Standout Scene: The twist about PharmCorp selling out humanity to the Sycroax feels like it should be a huge revelation but it is delivered in a very predictable way. And to be honest, it’s a revelation that feels unearned.

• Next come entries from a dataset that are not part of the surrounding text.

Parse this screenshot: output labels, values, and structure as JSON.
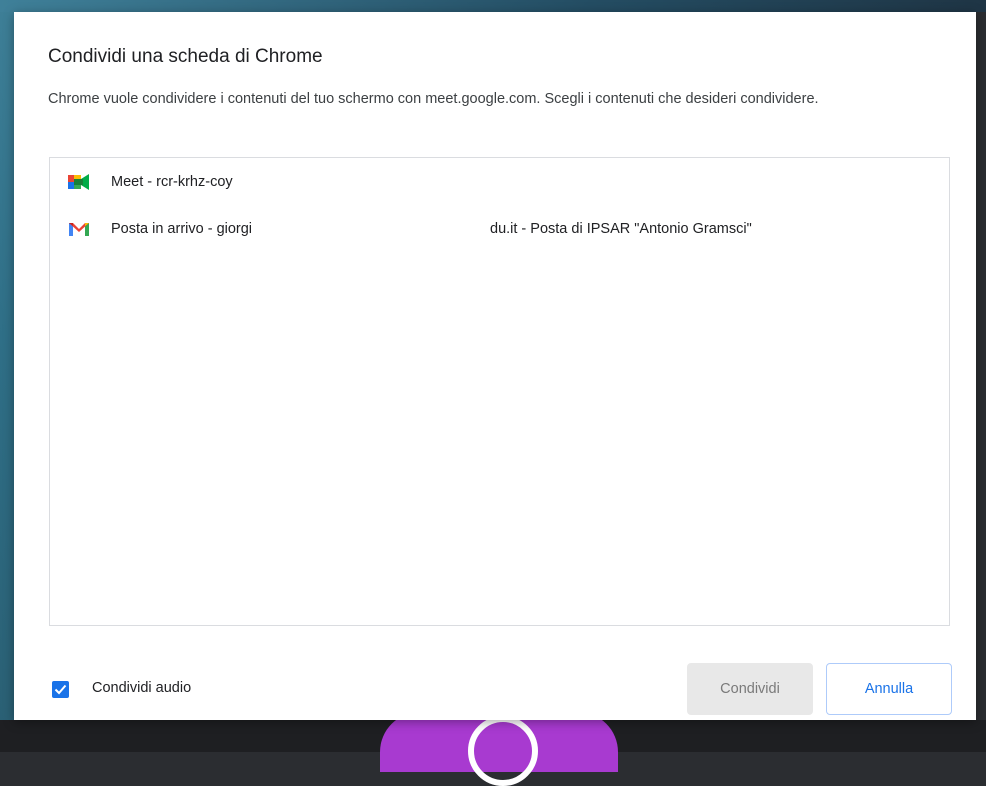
{
  "dialog": {
    "title": "Condividi una scheda di Chrome",
    "description": "Chrome vuole condividere i contenuti del tuo schermo con meet.google.com. Scegli i contenuti che desideri condividere."
  },
  "tabs": [
    {
      "label": "Meet - rcr-krhz-coy",
      "icon": "google-meet-icon"
    },
    {
      "label": "Posta in arrivo - giorgi",
      "label_end": "du.it - Posta di IPSAR \"Antonio Gramsci\"",
      "icon": "gmail-icon"
    }
  ],
  "audio": {
    "label": "Condividi audio",
    "checked": true
  },
  "buttons": {
    "share": "Condividi",
    "cancel": "Annulla"
  },
  "colors": {
    "accent": "#1a73e8",
    "disabled_bg": "#e8e8e8"
  }
}
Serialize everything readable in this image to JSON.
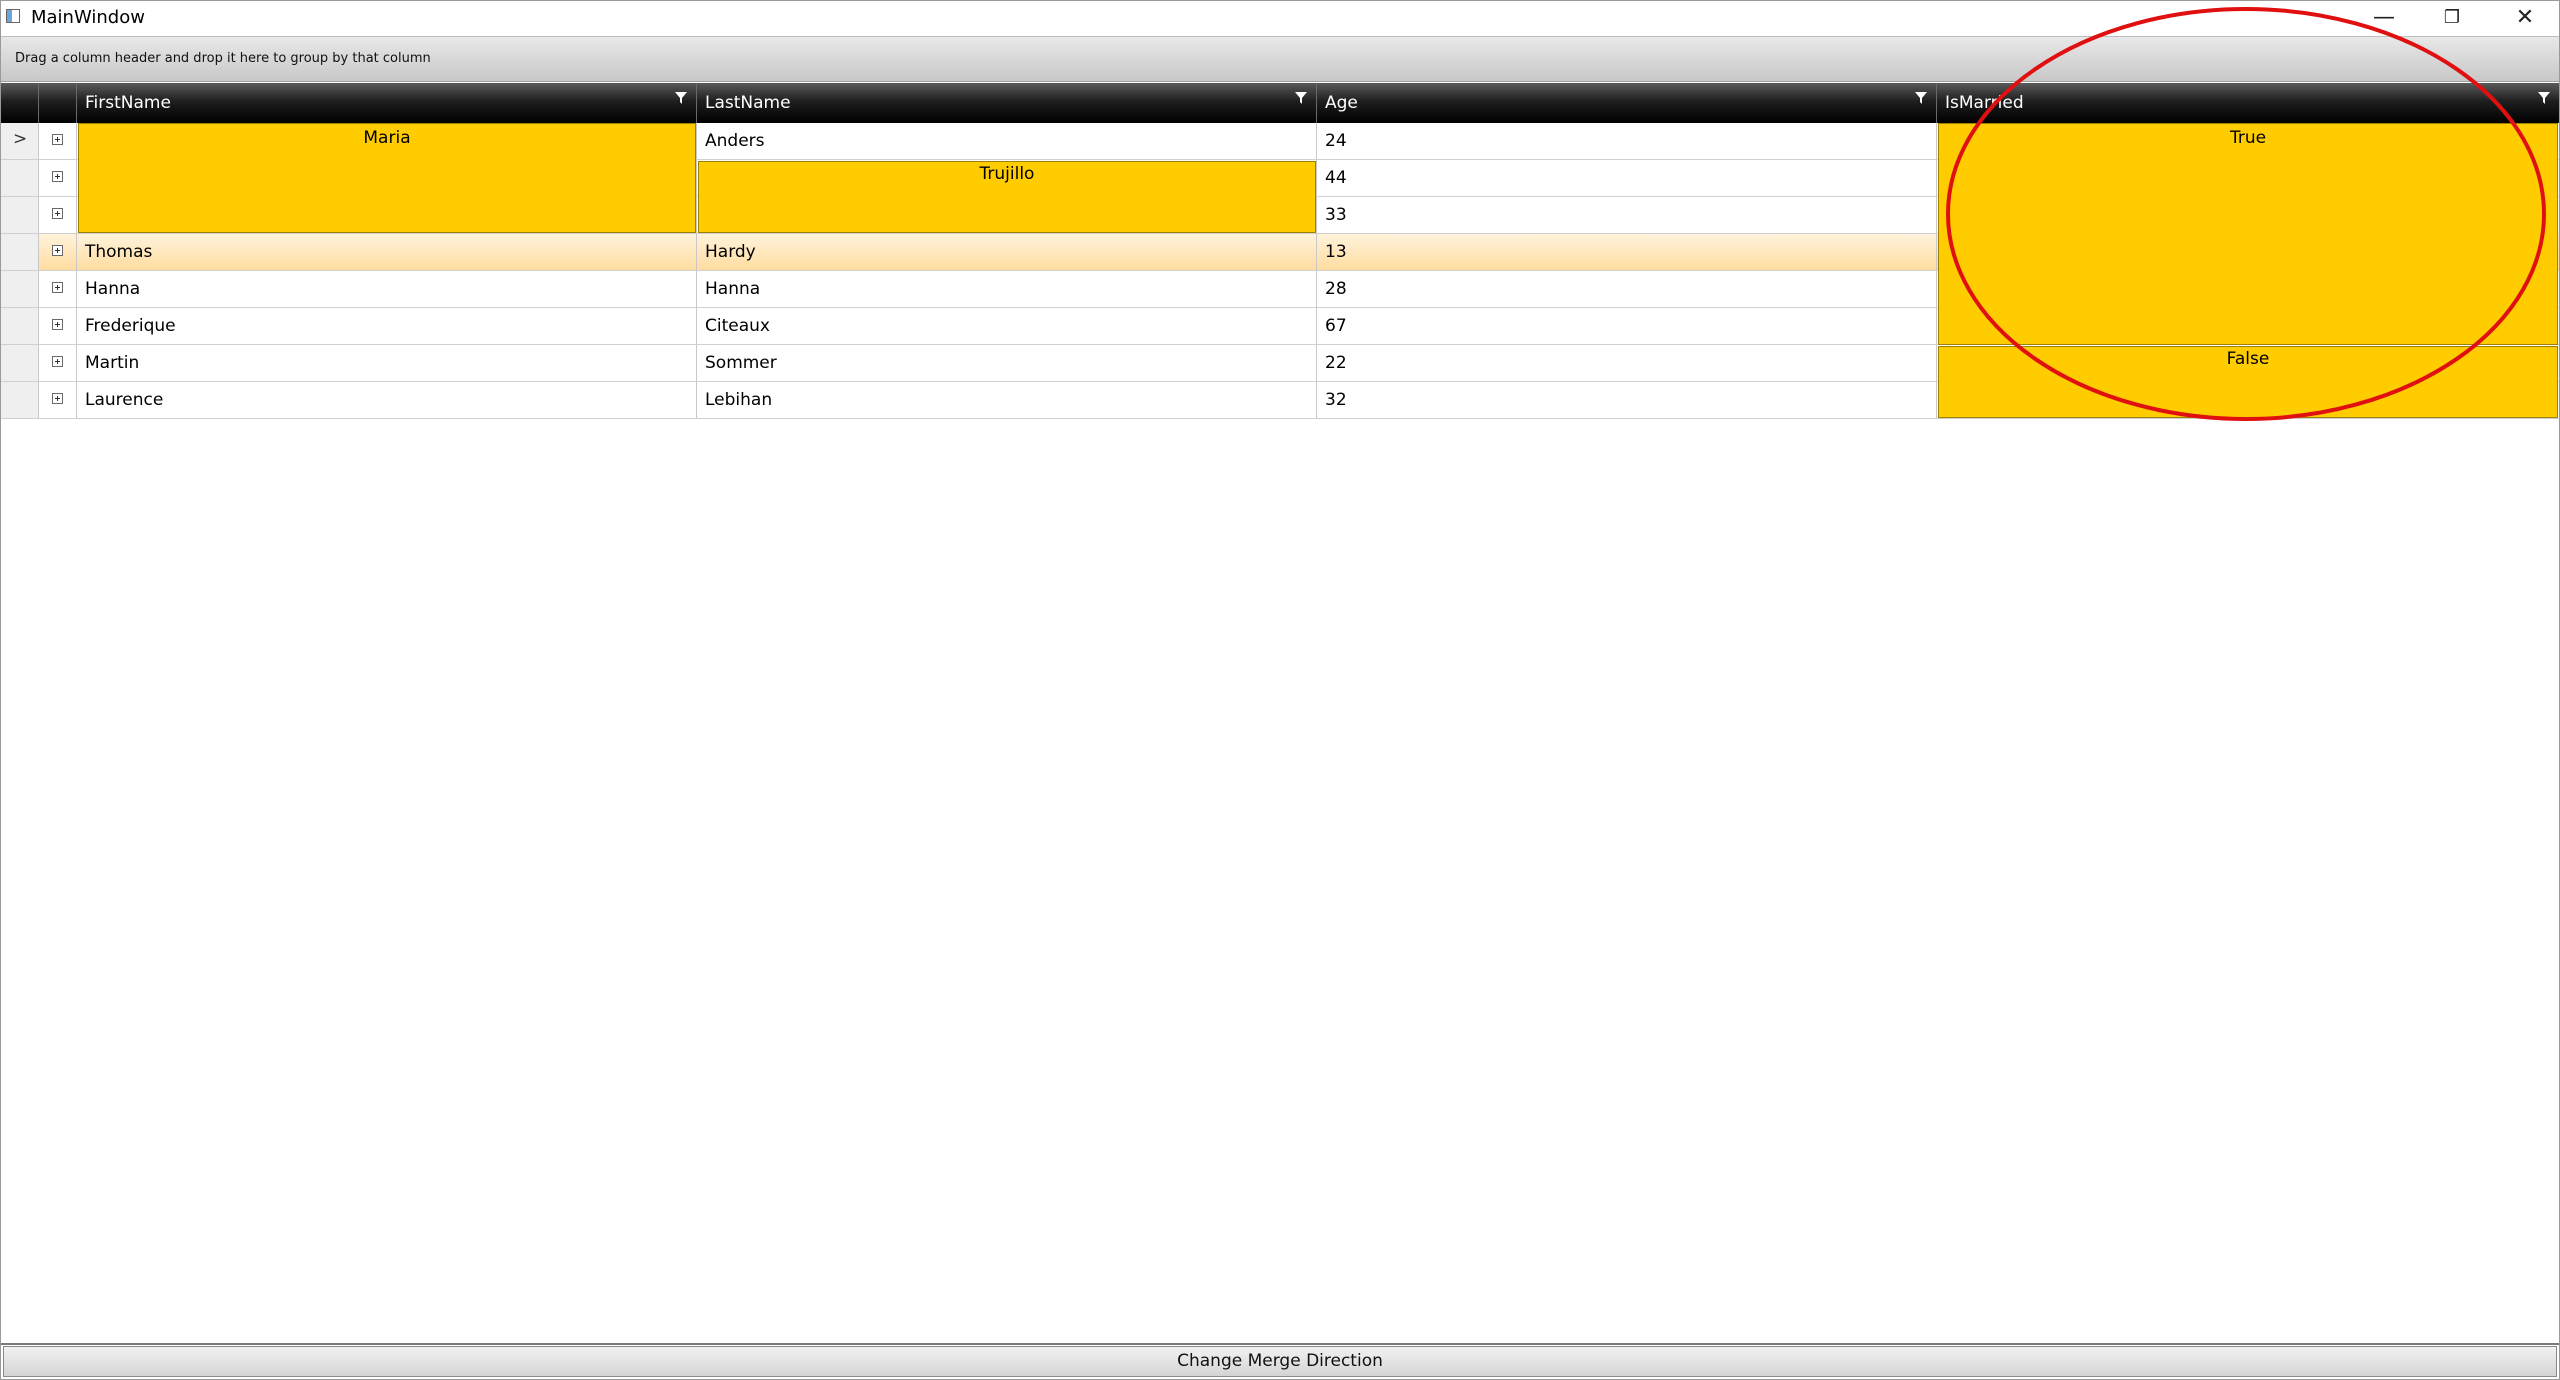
{
  "window": {
    "title": "MainWindow",
    "controls": {
      "minimize": "—",
      "restore": "❐",
      "close": "✕"
    }
  },
  "group_panel": {
    "text": "Drag a column header and drop it here to group by that column"
  },
  "columns": [
    "FirstName",
    "LastName",
    "Age",
    "IsMarried"
  ],
  "rows": [
    {
      "first": "",
      "last": "Anders",
      "age": "24"
    },
    {
      "first": "",
      "last": "",
      "age": "44"
    },
    {
      "first": "",
      "last": "",
      "age": "33"
    },
    {
      "first": "Thomas",
      "last": "Hardy",
      "age": "13"
    },
    {
      "first": "Hanna",
      "last": "Hanna",
      "age": "28"
    },
    {
      "first": "Frederique",
      "last": "Citeaux",
      "age": "67"
    },
    {
      "first": "Martin",
      "last": "Sommer",
      "age": "22"
    },
    {
      "first": "Laurence",
      "last": "Lebihan",
      "age": "32"
    }
  ],
  "merged": {
    "first_maria": "Maria",
    "last_trujillo": "Trujillo",
    "married_true": "True",
    "married_false": "False"
  },
  "current_row_indicator": ">",
  "button": {
    "label": "Change Merge Direction"
  },
  "colors": {
    "merge_fill": "#ffcc00",
    "annotation": "#e01010",
    "selected_row": "#ffdca0"
  }
}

Result: And the Classic Series, New Monsters box set crashes and burns with an unusually poor script courtesy of James Goss who fails to do anything innovative or interesting with the Sycorax, a race who probably did deserve a second crack at the whip but in a story that utilised them much better than this. As far as the Sycorax are concerned essentially a re-run of The Christmas Invasion without any of the style, charm and imagination and the voodoo inspired creatures use exactly the same bag of tricks as they did last time. As The Widow’s Curse from DWM comics proved, this is an alien race that relies on a visual presence and if you are going to consign them to audio you need to make sure you have something original up your sleeve to keep them interesting. To have them spouting out threats in their own language is about as much fun as it sounds. They use their electric whips, they utilise blood control, they act in a relentlessly macho way. In every way this is a faithful recreation of the monsters from The Christmas Invasion but when that is all you get and there isn’t any effort to add anything to their mythos you have to wonder why they bothered. There’s a cynical portrayal of humanity in the future, a world where we are reliant on medication and apps (hmmm) and Russell T Davies would have gone to town with a murky notion like that but James Goss (uncharacteristically) fails to exploit the setting to it’s dark potential. As a result of it’s short running time the story is far too abbreviated and reliant on exposition, so before this world is set up it is time to put the toys back in the box again. The performance of the Sycorax characters is tiresome too; shouting, one dimensional characters who exist merely to threaten and kill and because of the constant screeching this could be quite an unpleasant listen at times. Even McCoy is bellowing his head off by the climax, which is hardly his forte as an actor. The Doctor is the only character I found remotely likeable, which was another problem because all of the guest characters were either unpleasant or unrelatable. I felt at a distance from the characters, the story and the monster. Pretty unengaging because of that: 3/10